I removed the bookmarks from Chrome and the various Facebook apps from my phone. By the way, why do you need THREE apps for Facebook? That seems wasteful, right? Why not have an app that can update your pages, post, and message your friends all in the SAME app? Am I missing something here, or what?

About a year and a half ago, I mentioned a Star Trek TNG episode called “The Game” where everyone on the Enterprise gets addicted by a game because when you do well on it, it releases some sort of positive impulses to the user’s brain. That’s what I think Facebook has become – an unhealthy addiction.  If so-and-so from your childhood posts, it encourages you to post. If your best friend is a supporter of candidate X as opposed to candidate Y, you get feelings of repulsion, superiority, and inferiority.

Stop the madness – we’re better than this.

I’m feeling much better psychologically – though I sometimes find myself looking up at Chrome and looking for that bookmark for Facebook out of instinct. It’s just a matter of time before my conditioning of all these years breaks.


Life After (Or Without) Facebook


Full disclosure: I wasn’t going to do this until March 1st, but I found myself sitting in my office on Monday afternoon (February 26th), wondering: why not do this now?

With that thought, I have deactivated my Facebook, Tumblr, and Instagram accounts that particular afternoon. It just hit me – why do I need to be on all of these things? To be on a device with all of my relatives, former friends and classmates – so they can, to some extent, watch over me and judge me. It began to feel more and more like some sort of grandiose psychological experiment. Therefore, why is this important to ME?

I enjoy Twitter. I enjoy blogging. These things will remain around in my social media life. I don’t intend to stop blogging unless God has other plans for me he’s yet to tell me about, and that will ultimately happen one day – because that day hits all of us.

The idea really began to percolate in my brain this past weekend. There was a story in the news out of South Florida about a “town hall” CNN had staged in light of the school shooting that killed 17 in Broward County. One of the students claimed elements of the show were essentially rigged, and I publicly posted on Facebook (based on some of my own media dealings) that this was probably true.

Most people liked what I had said – but what I thought was weird was who had objected to my observations directly. One was a classmate who only chats with me to disagree. The other was someone who was a friend of one of my high school friends who I don’t believe I’ve ever met, reminding me when I pointed out that when the Pinellas Park High School shooting occurred in 1988 we didn’t blame President Reagan – he reminded me that Reagan himself survived an assassination attempt in 1981.

It was a valid point, and I conceded as such. But when people go way out of what you perceive as “their way” (again – my perception, not theirs) to argue with you, what does that say about the arguments, and thus, about us?

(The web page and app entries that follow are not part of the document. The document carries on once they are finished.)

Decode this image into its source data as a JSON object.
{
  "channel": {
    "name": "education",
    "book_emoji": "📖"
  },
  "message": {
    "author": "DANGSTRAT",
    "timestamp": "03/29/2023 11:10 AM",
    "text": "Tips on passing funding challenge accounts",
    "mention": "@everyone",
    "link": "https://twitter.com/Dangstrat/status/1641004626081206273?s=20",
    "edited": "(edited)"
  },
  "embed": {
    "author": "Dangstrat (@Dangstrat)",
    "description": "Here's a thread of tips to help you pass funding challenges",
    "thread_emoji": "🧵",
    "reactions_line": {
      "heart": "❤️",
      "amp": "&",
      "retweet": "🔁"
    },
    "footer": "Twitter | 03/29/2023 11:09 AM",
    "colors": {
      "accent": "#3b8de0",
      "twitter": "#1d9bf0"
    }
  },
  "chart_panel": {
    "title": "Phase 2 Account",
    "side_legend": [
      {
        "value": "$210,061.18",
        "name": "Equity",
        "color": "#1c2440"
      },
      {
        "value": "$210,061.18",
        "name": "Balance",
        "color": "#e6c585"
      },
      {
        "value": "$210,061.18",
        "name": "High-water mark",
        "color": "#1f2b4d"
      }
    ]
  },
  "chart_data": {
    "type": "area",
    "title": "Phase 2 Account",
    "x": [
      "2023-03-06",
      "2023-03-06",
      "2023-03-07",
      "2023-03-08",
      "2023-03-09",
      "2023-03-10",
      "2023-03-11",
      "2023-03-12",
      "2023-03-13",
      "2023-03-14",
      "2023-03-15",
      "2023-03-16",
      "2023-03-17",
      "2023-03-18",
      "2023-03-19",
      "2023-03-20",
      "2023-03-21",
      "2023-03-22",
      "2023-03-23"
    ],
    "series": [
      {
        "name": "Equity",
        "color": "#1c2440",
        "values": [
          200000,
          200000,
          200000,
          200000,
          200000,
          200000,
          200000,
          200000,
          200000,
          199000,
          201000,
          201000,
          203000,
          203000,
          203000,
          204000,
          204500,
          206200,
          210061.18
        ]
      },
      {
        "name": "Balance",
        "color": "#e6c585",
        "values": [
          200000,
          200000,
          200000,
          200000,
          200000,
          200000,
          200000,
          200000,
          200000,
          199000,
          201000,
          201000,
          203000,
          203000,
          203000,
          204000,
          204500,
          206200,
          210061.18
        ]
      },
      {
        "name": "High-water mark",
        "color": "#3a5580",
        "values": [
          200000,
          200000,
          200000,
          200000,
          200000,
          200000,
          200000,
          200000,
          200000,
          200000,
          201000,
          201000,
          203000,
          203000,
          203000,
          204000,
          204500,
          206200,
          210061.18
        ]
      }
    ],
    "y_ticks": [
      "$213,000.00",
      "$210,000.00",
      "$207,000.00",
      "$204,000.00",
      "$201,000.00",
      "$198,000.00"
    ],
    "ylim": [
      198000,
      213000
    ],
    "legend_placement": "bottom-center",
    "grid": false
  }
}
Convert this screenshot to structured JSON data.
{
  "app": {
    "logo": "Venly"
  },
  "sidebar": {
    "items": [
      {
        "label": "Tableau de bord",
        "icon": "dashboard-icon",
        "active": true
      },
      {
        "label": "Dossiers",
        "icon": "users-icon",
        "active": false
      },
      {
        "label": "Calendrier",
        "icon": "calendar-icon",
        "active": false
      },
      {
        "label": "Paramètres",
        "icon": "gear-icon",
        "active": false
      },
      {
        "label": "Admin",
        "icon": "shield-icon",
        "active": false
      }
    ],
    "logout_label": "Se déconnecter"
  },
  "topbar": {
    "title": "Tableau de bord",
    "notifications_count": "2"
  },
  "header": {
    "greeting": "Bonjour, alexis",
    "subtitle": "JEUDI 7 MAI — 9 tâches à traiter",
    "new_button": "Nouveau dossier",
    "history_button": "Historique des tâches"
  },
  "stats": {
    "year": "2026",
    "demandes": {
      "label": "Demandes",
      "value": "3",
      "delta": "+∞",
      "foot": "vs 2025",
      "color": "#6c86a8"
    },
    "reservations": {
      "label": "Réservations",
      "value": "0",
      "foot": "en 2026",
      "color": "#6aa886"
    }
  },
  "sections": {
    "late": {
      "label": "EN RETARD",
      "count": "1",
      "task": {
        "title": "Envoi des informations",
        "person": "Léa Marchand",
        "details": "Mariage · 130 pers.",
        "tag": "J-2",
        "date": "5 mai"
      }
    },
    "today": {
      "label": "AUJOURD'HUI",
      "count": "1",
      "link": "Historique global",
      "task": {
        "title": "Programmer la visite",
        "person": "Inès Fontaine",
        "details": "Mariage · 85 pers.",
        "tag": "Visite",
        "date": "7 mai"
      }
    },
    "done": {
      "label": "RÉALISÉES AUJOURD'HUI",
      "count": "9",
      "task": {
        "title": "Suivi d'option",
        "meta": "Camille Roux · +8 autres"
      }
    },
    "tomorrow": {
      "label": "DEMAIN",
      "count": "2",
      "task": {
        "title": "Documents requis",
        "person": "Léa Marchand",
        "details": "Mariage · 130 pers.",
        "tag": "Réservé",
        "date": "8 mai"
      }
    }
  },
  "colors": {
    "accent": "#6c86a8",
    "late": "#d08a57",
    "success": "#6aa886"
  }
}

Hence this experiment. Facebook makes me feel most times like I’m in a padded room, wearing a straight jacket I can’t get out of. Those who want to reconnect with me will find the way to do it. I’ll lose some of the connections I’ve made and enjoyed, sure – there’s a sort of social media Darwinism that will take place, I suppose. But why not give it a try? I might actually feel a little better about life, and how is that bad if that’s what winds up happening?

I’ll probably get back to this in the days ahead. Bear with me.